Probe Sought of Bonding Firm in Pact Defaults
A bonding company, which faces criminal charges in Arizona, has left behind a string of defaulted contracts in government jobs in the city and county of Los Angeles, prompting local authorities to call for an investigation of the firm.
The Board of Supervisors is expected to consider a proposal today seeking a criminal investigation into Contractors Surety Bonding Co. after the Washington, D.C.-based firm defaulted on its guarantee to finance a new fire station in Diamond Bar and a building expansion program at Martin Luther King Jr./Drew Medical Center.
First, the original contractor fell behind on the construction schedule of the projects and then Contractors Surety Bonding allegedly backed down from its guarantee to step in and finish the job, county officials said.
Company officials could not be reached for comment.
The county contends that as a result of problems with Contractors Surety, completion of the $631,750 fire station at Diamond Bar has fallen six months behind schedule and an $885,000 addition to the South-Central Los Angeles medical center remains only half-finished.
Officials said they could not estimate how much money the defaults will cost the county, but Henry Yee, head contract administrator for the Facilities Management Department, said there is certain to be some monetary loss, as well as unknown delays in completing the projects.
“We’re at a complete standstill,” Yee said of the hospital construction project.
Randy Gomez, construction coordinator for the Los Angeles County Fire Department, said problems in completing the Diamond Bar project have forced fire officials to scramble for another contractor to finish the job after the original contractor, Executive Engineering and Services Corp., was terminated for contract “deficiencies” and its bonding firm, Contractors Surety, also failed to perform under its contract.
Only later, Gomez said, did he learn that executives of the bonding company had been indicted in Arizona, along with other defendants in an alleged bond insurance fraud scheme.
A federal grand jury indicted six people on charges of defrauding federal agencies and private contractors by falsifying construction bonds.
The indictment charged the defendants with accepting money to provide bonding required for contractors bidding for government projects, but rather than obtaining the bonding, the defendants allegedly forged and falsified documents to make it appear as though the contractors were covered.
Among those named in the lawsuit were Gwendolyn Joseph, described as an officer or director of Contractors Surety Bonding, and two men identified as former Joseph employees, Eddie Dixon and Alonzo Campbell.

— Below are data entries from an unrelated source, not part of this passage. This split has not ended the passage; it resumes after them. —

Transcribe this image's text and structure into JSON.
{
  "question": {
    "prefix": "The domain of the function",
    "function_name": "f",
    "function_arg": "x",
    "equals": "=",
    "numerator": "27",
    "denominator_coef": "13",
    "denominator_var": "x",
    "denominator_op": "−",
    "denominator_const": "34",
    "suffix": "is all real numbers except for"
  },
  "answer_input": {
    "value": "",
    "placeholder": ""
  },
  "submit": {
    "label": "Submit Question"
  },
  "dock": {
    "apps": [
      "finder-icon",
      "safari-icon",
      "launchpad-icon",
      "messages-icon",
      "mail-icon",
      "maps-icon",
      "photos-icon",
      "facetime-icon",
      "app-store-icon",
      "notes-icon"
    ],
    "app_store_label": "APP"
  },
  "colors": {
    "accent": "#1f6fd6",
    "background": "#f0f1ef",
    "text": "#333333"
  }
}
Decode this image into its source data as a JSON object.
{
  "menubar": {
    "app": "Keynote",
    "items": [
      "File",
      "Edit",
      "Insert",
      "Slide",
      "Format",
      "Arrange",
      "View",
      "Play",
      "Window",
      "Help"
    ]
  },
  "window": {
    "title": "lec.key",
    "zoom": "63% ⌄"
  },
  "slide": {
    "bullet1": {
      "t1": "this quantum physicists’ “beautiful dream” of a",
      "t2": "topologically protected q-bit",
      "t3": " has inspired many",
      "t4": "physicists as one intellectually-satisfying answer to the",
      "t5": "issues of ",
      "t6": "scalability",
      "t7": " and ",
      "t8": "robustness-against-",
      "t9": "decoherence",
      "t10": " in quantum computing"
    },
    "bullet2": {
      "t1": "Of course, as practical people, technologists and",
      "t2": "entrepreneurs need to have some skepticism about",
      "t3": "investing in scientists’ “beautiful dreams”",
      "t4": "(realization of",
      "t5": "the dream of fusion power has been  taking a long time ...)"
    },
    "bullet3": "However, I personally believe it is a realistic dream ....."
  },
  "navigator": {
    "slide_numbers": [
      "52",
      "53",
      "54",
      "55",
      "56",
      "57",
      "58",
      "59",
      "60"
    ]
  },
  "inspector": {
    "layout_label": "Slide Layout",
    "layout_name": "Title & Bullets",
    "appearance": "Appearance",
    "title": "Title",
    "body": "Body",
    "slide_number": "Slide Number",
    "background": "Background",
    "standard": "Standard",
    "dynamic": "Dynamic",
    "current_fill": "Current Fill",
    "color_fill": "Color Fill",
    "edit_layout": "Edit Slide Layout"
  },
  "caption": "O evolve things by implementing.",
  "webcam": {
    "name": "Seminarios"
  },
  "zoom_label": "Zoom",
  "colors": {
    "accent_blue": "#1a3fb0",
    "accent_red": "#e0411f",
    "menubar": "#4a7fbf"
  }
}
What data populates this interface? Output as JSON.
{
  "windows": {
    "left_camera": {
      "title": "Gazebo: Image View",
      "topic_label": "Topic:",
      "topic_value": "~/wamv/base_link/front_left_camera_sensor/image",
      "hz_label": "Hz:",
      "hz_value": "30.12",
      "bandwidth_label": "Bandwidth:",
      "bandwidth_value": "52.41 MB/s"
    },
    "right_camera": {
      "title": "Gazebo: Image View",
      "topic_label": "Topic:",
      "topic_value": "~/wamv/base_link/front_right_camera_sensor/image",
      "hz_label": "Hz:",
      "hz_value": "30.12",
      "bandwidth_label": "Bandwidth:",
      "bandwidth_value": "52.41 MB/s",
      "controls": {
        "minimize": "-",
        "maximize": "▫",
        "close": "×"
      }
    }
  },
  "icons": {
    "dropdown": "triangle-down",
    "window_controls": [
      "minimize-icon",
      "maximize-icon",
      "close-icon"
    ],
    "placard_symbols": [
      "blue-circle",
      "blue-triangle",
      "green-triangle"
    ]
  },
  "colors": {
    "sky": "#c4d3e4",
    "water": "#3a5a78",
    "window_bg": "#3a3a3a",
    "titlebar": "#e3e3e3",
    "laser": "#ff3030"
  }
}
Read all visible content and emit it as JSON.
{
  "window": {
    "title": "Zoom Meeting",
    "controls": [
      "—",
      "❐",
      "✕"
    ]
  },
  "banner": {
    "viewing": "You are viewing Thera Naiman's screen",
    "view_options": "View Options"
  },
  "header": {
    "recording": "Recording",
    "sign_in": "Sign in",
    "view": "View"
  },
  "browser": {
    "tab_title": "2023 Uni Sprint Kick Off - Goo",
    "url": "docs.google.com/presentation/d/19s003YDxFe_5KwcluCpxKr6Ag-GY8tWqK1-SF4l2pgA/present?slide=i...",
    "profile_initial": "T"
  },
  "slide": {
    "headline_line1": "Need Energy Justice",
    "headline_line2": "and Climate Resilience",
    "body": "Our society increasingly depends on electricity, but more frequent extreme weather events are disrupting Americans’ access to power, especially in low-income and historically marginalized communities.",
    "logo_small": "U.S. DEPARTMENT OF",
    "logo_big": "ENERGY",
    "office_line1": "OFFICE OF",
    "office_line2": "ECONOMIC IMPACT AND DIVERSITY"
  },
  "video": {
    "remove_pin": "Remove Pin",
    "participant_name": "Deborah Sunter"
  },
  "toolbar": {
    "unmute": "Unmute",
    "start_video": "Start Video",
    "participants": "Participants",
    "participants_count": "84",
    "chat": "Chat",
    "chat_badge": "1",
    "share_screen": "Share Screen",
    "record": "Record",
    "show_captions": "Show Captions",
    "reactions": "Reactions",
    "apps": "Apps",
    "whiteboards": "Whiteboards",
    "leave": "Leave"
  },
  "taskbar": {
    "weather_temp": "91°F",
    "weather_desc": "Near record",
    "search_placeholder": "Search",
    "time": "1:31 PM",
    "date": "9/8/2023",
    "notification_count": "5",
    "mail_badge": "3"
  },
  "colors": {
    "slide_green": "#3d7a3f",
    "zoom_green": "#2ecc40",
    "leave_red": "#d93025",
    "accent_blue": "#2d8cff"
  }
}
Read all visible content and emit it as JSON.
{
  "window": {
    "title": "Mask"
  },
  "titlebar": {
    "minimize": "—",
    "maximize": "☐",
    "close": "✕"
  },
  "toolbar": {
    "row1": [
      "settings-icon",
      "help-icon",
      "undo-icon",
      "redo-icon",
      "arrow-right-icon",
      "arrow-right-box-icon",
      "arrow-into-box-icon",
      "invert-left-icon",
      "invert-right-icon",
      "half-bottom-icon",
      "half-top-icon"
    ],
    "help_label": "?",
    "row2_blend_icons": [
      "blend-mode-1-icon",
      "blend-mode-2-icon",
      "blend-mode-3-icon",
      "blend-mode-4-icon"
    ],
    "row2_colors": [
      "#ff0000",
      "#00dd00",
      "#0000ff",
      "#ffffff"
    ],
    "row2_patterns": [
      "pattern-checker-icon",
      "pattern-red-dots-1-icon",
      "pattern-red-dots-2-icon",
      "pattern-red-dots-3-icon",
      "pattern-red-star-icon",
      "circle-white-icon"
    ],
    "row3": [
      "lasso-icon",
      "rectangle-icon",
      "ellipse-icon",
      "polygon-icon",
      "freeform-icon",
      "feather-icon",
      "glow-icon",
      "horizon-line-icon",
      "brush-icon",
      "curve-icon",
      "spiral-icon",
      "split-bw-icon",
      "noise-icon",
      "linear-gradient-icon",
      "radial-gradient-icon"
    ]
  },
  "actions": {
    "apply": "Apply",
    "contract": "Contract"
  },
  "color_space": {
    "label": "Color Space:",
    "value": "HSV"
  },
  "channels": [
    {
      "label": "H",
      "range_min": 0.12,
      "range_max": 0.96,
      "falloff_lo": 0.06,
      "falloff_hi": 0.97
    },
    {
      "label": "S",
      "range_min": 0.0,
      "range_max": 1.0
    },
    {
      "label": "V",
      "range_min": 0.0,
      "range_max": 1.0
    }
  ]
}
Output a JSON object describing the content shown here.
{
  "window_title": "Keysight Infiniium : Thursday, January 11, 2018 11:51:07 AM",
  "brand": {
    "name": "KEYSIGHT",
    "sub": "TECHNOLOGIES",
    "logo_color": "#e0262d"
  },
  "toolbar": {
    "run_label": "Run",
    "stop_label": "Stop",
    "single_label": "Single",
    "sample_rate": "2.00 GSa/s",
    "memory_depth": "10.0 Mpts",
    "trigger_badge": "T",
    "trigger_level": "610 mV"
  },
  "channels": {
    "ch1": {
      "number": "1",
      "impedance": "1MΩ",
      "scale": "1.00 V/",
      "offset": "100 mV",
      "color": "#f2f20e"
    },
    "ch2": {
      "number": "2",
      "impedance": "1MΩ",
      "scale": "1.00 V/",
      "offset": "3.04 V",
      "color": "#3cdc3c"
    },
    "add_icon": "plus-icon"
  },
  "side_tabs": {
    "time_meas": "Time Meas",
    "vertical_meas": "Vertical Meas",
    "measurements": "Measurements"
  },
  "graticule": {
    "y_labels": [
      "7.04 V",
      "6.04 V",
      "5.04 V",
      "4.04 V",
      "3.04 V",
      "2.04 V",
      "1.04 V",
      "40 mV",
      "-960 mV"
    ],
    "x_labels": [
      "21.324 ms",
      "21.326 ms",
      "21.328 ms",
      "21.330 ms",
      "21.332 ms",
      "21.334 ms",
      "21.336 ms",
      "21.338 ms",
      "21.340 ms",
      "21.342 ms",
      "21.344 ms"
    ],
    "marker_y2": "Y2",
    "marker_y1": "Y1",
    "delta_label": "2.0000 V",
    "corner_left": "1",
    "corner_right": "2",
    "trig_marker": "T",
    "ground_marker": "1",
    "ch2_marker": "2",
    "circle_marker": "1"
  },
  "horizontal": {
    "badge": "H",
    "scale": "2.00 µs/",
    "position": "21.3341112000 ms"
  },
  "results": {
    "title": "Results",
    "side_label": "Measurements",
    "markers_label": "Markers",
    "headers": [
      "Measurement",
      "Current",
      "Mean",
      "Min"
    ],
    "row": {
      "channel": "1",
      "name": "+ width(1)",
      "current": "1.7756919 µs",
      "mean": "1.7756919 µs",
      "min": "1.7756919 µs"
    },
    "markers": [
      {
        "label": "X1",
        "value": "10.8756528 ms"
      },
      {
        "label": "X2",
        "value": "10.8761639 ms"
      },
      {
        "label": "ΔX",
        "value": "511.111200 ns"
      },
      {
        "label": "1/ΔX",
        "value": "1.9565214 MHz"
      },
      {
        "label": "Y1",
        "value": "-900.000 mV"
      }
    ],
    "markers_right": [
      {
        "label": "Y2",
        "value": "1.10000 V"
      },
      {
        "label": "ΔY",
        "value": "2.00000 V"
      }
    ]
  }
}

Joseph could not be reached for comment, although a secretary at the Washington office confirmed that Joseph was president of the company. A telephone operator for Contractors Surety in Century City said Campbell has received calls through the firm and that Dixon had worked with the company.
Meanwhile, officials with the Los Angeles Department of Water and Power said they dealt with both Joseph and Dixon in another construction project that ended with Contractors Surety defaulting on its contract.
Bruce Hamer, a DWP civil engineer, said the firm had provided performance bonds and labor and material payment bonds for a $3.5-million construction project in Van Nuys. But plans to build an equipment repair and office building were temporarily shelved after the original contractor, PIE Construction Co., fell four months behind schedule and Contractors Surety failed to follow through on its commitment to complete the work, Hamer said.
More than 30 subcontractors were left unpaid in the aftermath, he added, and the department is now faced with a revised plan on how to complete the building.
“It’s a potential overrun of $600,000,” he said of the added costs to the department.
Although county officials declined to provide a cost estimate of the defaults, Supervisor Pete Schabarum is asking the county counsel to attempt to recover the costs from Contractors Surety. In a proposal that will go before the board today, he also pushed for a district attorney’s investigation, claiming that the firm may be “engaging in fraudulent business practices” and indicating that officials should “determine whether the company is engaged in criminal business activities.”
Schabarum urged the county to ban Contractors Surety from any future construction projects. Yee said the Facilities Management Department is unaware of any other business with the firm.
Some county officials have advocated closer monitoring of such contracts. But Yee declined to say if this or some other avenue of inquiry was the subject of an ongoing administrative investigation.
Yee, whose office is in charge of such monitoring efforts, added that he was unaware of any problems with the firm until after he began his own investigation into the company.